But in recent decades, sentiments shifted and people began recognizing the value of wetlands for wildlife habitat and flood protection. The San Pablo Bay National Wildlife Refuge was created as a way to restore the wetlands for migratory birds and other wildlife in 1974. Friday's purchase helped grow the refuge to more than 20,000 acres, said Doug Cordell, a spokesman for the U.S. Fish and Wildlife Service.

Beth Huning, coordinator of the San Francisco Bay Joint Venture, helps conservation agencies prioritize the most biologically important land purchases. She described Haire Ranch as being the center of a 50,000-acre vision for restoring historic wetlands around San Pablo Bay.

"This is where it all comes together," she said Friday, standing on a bridge near the entrance to Skaggs island. To the south, cars hummed by on Highway 37 and birds lifted up from the grassy wetlands.

The island is a key component of that plan because of its large size and central location. It is named after M.B.Skaggs, a supermarket mogul and founder of Safeway who acquired the island during the Depression.

In 1941, the U.S. Navy turned most of the island into a intelligence-gathering base. But Skaggs sold about 1,100 acres to William Haire, the grandfather of the current owners, siblings Jim and Judy Haire.

The Haires have farmed it ever since, first with dairy cattle and then hay and grain.
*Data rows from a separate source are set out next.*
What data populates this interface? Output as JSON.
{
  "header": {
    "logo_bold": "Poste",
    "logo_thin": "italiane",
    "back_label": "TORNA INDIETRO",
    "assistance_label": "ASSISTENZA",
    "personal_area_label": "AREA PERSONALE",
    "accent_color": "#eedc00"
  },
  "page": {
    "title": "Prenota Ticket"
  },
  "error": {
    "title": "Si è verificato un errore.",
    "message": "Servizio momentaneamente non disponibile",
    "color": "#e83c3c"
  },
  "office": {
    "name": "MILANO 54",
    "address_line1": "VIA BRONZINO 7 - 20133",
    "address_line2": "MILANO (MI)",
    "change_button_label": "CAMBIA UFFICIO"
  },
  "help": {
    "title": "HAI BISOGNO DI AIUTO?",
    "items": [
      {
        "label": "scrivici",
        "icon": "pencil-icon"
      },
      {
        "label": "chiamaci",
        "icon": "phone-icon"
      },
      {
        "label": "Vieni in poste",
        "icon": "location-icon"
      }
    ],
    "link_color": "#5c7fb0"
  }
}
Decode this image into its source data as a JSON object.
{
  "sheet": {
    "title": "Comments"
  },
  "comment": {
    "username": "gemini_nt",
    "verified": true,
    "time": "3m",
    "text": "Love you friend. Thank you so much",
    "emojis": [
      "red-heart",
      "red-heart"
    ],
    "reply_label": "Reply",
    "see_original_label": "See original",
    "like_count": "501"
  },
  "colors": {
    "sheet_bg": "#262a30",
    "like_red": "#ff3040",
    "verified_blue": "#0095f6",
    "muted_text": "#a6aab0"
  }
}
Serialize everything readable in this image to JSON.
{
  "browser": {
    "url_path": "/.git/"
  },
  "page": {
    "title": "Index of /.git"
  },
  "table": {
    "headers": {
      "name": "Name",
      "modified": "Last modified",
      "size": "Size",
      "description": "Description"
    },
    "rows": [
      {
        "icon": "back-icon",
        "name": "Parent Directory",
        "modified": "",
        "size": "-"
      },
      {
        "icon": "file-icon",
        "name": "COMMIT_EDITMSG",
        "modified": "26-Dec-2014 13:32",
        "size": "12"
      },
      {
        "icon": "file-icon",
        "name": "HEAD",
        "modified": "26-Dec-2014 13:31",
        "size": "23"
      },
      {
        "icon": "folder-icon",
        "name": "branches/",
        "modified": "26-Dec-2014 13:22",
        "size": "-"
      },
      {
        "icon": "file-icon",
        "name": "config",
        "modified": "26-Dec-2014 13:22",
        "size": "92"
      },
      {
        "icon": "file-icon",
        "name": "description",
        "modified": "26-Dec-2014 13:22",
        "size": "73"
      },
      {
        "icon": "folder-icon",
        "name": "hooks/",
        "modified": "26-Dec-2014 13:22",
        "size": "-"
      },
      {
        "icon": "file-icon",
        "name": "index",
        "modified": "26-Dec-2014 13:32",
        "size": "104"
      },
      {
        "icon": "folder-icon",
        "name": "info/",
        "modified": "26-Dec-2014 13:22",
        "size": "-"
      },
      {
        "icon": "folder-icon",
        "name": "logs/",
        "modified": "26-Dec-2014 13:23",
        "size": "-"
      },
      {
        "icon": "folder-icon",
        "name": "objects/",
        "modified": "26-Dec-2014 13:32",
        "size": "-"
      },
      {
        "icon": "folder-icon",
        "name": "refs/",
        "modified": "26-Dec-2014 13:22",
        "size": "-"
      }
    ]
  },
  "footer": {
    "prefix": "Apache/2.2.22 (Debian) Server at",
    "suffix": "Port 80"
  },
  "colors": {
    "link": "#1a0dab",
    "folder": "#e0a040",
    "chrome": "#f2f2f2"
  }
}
The Fish and Wildlife Service took over the Navy's land in 2011 with the goal of restoring the wetlands there. But a 1940 agreement required whomever owned the Naval property to maintain the network of levees, ditches and stormwater pumps that keeps Haire Ranch dry enough for farming. Keeping Haire Ranch dry meant keeping the rest of the island dry, so acquiring the ranch became the key to restoring the entire island.

For years, Jim Haire resisted the idea of selling the land. Eliot said there had been disagreements between Haire and the trust over the value of the land.

Haire declined to discuss the purchase price.

"Its not about money," he said of the land that has been in his family for generations. "It's just the idea that my whole life has been there. I got hundreds of different memories down there."

Haire lives on 288 acres north of the Skaggs Island property where he grows chardonnay and pinot grapes. His son is interested in taking over the vineyard but not the ranch. He said he hopes to live long enough to be able to look down from his home on the former ranch property and see it being used by salmon, migratory ducks and other wildlife.

Haire added of the sale, "I'm trying to find a place to put it in my mind. Something I've worked on my whole life is going to be gone."

Huning and Eliot credited Haire and other farmers in the area for their roles in preserving the land from development.

"The farmers really kept San Pablo Bay from being developed" like other wetlands around the bay, Huning said.

Now that the land has been purchased, restoration planning is underway. It likely will be five years until the levee around Haire Ranch is breached and tidal water again flows over the historic marsh.

Once that happens, Cordell said, the wetlands should rebound quickly, perhaps within a couple years. Pickelweed and cordgrass will return, providing habitat for native fish and water fowl. The goal is to restore the land for migratory birds and protected species such as the clapper rail and the salt marsh harvest mouse.

The island also eventually will be open to the public, with opportunities for hiking, bird watching, canoeing and environmental education.

"Given where this land is, there's a lot of opportunities for public access," Cordell said. "We're pretty excited about the potential here."

(Staff Writer Derek Moore contributed to this report. You can reach Staff Writer Jamie Hansen at 521-5205 or jamie.hansen@pressdemocrat.com. On Twitter at @JamieHansen.)